Be Aware of Accounts Payable Fraud

Accounts payable fraud is extremely common and may include billing schemes, check tampering, asset misappropriation and more. Employees may hide fraudulent transactions among legitimate transactions, create false invoices for goods that were not delivered or set up fake vendor accounts and issue invoices. For this reason, it's crucial to have an effective AP system in place and check every detail on your bills, invoices and receiving reports.

If you work with dozens of vendors, double check their identity to ensure their business information is legitimate. Look out for invoices that are missing key details, large payments to one vendor, rounded dollar amounts, duplicate payments to the same supplier, vendors with similar names, invoices in sequence and checks issued for round amounts. These are all red flags that something isn't right.

AP fraud schemes often take longer than two years to be detected, so you may end up losing hundreds of thousands of dollars before realizing what's going on. Incorporate strong internal controls to optimize the accounts payable process, mitigate risks and ensure financial compliance. Closely examine any documents that could be relevant, including payment registers, journal entries, vendor contractors, invoices and other evidence.

Optimize Your Accounts Payable System

Any business big or small needs to keep track of all the payments that are due. Failure to pay on time can result in interest charges and penalties. Plus, it may affect a company's relationships with vendors and harm its reputation. Having a good accountable payable system in place will ensure timely payments and accurate record keeping.

First of all, try to reduce or eliminate manual processes. Leverage automation to streamline your accounting and track invoices accurately. Consider using FreshBooks, Zoho Books, NetSuite ERP, QuickBooks Enterprise or Xero. These software programs automate invoice and payment processes while decreasing the risk of human error.

Sage Business Cloud Accounting, for example, is designed for startups and small businesses, featuring a user-friendly interface where users can see recurring invoices, purchases, bank statements, reports and more. A major advantage is that you can add multiple users, such as your accountant or employees, which helps streamline collaboration and increase work efficiency.

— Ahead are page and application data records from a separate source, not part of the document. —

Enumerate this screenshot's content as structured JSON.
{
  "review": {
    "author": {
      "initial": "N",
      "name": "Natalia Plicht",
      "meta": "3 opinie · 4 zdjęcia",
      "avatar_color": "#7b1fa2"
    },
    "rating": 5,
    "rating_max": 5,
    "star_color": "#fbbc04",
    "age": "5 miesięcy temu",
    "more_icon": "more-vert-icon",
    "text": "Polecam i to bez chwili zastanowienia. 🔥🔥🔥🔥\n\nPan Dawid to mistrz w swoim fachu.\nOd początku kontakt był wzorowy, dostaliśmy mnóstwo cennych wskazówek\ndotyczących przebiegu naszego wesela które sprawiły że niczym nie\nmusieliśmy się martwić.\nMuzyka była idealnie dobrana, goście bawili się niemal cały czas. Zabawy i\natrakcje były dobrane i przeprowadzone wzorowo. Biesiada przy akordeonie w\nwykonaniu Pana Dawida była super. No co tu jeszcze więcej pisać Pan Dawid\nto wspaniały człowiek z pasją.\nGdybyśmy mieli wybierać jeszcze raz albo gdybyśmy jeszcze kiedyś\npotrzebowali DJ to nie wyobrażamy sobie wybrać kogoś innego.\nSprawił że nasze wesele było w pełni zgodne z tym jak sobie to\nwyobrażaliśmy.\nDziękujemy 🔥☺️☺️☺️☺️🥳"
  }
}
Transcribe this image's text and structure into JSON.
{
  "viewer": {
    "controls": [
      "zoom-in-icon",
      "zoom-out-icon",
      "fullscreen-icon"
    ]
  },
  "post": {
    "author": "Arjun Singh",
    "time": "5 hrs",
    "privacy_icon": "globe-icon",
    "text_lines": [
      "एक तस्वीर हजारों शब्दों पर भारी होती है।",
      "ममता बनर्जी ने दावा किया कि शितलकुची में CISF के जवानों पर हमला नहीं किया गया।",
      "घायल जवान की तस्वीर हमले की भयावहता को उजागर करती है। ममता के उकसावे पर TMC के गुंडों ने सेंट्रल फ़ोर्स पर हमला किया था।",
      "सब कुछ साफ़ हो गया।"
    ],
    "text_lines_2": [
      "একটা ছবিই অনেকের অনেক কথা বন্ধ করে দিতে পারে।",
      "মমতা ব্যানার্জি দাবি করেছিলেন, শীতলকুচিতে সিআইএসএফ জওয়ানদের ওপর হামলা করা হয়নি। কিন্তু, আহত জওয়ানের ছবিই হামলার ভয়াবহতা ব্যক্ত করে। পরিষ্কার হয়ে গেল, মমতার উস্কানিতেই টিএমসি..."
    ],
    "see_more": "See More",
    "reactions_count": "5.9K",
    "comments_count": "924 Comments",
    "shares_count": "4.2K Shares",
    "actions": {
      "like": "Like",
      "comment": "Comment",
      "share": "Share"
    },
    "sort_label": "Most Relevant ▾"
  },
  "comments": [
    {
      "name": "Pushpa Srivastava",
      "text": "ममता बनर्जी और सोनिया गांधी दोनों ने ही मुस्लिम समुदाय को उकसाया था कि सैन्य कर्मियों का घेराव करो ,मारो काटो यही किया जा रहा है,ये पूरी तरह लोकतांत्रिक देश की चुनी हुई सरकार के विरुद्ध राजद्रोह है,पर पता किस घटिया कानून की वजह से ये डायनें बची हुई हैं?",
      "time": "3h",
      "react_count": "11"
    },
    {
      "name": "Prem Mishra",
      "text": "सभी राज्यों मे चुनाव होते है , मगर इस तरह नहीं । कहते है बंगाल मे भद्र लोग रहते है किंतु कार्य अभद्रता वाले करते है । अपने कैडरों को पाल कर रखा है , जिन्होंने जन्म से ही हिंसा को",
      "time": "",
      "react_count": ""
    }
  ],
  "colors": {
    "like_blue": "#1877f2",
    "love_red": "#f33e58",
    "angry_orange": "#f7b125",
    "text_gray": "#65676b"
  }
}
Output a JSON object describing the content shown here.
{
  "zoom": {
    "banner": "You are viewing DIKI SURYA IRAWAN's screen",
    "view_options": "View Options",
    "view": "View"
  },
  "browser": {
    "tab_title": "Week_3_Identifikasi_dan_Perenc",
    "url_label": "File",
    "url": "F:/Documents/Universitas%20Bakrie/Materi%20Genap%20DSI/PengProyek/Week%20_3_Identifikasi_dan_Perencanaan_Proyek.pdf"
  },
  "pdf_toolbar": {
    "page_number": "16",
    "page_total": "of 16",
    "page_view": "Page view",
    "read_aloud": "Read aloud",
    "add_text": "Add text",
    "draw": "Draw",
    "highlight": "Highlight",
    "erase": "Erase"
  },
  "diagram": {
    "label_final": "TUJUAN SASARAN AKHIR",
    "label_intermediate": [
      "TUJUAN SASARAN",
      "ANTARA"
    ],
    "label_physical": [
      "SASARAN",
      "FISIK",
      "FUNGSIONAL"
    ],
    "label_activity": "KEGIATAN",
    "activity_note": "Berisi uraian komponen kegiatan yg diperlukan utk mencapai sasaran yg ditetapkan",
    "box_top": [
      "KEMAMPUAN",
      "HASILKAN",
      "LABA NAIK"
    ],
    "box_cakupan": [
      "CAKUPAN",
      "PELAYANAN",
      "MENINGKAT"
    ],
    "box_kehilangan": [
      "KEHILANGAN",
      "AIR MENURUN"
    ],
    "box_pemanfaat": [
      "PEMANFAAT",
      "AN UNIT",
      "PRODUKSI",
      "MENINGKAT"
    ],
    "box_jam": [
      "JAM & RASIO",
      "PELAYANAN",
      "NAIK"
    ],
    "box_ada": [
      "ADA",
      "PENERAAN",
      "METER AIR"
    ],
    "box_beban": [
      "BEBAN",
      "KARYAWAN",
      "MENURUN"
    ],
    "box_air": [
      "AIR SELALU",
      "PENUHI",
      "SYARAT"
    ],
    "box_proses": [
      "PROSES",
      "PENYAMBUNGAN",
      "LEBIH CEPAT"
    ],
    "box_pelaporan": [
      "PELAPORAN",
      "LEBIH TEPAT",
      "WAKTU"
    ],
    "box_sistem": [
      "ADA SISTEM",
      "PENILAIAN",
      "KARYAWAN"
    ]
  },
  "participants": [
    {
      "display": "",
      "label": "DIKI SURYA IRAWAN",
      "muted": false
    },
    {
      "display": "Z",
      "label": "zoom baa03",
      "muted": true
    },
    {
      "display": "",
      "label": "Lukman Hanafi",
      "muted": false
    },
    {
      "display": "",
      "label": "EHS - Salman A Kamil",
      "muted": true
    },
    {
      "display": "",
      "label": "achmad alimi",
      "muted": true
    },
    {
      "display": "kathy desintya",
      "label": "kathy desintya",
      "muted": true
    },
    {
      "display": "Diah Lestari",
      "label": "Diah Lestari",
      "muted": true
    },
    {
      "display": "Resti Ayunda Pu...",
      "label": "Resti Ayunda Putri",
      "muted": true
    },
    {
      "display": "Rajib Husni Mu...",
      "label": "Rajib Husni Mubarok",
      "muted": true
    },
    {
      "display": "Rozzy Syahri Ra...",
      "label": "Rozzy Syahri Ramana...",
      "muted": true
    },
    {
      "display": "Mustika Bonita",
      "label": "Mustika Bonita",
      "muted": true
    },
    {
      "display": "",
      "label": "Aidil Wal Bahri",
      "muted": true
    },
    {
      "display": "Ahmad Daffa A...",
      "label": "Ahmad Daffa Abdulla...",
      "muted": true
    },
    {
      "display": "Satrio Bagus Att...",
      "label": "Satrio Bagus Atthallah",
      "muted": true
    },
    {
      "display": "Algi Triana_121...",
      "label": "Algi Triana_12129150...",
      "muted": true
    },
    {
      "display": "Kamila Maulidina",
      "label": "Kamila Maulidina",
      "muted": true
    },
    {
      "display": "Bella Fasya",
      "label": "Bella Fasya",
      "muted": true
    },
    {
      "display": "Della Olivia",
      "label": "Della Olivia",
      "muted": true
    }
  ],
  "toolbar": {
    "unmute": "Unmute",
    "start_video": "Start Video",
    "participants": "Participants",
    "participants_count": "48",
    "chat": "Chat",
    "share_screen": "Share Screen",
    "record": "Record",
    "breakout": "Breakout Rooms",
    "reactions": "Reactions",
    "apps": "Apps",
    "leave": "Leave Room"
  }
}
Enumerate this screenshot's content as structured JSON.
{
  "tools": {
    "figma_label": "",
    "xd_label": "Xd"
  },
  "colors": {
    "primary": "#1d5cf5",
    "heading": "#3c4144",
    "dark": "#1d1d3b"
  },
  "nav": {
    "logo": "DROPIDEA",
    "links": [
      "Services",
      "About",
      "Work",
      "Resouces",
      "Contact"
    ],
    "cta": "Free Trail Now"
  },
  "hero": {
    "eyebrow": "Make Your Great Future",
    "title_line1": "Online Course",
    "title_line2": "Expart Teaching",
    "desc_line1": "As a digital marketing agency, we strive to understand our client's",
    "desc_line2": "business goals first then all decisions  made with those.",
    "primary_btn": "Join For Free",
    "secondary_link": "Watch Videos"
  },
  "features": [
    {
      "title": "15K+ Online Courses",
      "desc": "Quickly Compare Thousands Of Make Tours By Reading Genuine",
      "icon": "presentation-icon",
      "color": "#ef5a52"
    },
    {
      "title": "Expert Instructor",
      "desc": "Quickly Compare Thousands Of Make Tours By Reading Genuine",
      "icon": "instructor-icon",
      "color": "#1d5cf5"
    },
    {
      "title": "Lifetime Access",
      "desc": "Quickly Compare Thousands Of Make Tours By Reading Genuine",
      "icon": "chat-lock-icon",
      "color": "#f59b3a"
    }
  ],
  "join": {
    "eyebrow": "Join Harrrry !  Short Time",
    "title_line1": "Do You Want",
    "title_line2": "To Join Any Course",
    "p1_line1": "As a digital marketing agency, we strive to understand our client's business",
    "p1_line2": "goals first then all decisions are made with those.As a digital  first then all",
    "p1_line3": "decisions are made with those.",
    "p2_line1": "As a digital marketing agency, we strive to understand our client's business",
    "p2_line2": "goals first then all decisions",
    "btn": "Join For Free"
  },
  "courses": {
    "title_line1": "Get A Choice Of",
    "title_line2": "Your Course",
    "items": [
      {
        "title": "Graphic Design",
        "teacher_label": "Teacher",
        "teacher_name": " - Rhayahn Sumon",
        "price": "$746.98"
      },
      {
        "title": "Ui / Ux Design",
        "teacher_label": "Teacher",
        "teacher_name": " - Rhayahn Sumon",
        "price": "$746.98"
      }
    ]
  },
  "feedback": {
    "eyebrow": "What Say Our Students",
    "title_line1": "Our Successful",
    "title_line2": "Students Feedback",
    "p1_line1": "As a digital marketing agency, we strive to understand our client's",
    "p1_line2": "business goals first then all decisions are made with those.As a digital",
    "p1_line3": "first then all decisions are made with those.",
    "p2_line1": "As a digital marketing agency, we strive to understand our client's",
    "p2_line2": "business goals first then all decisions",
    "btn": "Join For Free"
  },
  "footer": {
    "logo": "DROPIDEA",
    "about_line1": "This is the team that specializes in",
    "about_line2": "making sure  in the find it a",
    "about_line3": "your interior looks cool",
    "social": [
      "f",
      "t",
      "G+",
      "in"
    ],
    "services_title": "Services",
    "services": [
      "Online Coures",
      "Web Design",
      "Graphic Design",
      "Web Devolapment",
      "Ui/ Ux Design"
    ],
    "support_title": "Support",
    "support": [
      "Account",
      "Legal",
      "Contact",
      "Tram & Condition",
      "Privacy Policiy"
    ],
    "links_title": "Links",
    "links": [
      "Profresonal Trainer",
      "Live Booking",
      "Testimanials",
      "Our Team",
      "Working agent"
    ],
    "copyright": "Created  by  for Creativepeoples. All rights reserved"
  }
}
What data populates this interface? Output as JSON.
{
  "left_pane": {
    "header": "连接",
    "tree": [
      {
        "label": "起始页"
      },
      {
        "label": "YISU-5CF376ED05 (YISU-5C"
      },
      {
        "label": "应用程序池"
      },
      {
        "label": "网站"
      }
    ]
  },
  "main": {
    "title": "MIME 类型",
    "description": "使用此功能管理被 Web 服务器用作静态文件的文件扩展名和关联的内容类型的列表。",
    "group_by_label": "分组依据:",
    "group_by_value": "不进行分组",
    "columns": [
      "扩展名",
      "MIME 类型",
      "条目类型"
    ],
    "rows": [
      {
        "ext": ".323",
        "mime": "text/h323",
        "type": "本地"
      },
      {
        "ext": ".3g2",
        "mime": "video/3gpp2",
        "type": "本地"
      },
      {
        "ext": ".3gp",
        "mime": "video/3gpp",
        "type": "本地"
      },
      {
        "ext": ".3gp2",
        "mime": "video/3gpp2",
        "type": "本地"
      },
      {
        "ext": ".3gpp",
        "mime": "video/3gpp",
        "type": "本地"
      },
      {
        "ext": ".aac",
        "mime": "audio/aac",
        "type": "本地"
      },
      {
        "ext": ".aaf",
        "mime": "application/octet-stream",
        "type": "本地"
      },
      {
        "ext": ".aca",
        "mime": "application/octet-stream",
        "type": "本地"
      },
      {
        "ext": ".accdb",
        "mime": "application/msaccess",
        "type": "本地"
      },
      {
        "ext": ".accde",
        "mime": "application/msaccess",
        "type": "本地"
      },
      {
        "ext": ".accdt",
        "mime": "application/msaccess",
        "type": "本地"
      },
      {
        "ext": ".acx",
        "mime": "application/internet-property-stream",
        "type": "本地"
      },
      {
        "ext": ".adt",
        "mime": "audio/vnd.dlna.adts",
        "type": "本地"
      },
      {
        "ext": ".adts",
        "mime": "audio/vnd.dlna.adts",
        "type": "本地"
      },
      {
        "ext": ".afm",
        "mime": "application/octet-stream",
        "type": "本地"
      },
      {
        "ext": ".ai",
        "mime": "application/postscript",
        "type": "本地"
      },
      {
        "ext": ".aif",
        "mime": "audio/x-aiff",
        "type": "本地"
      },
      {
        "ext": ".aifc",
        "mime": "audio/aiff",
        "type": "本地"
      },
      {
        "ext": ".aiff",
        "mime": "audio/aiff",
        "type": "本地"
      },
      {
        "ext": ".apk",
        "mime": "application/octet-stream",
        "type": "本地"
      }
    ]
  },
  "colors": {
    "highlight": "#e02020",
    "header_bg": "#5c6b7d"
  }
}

Ideally, choose an accounting system that offers cloud storage. This way, you will have 24/7 access to your accounting information and will centralize your accounts payable and accounts receivable systems. Consider paying your bills in batches rather than individually; set a few hours aside each week for this task. If you prefer to hire an accountant, make sure you have clear procedures in place for him to follow.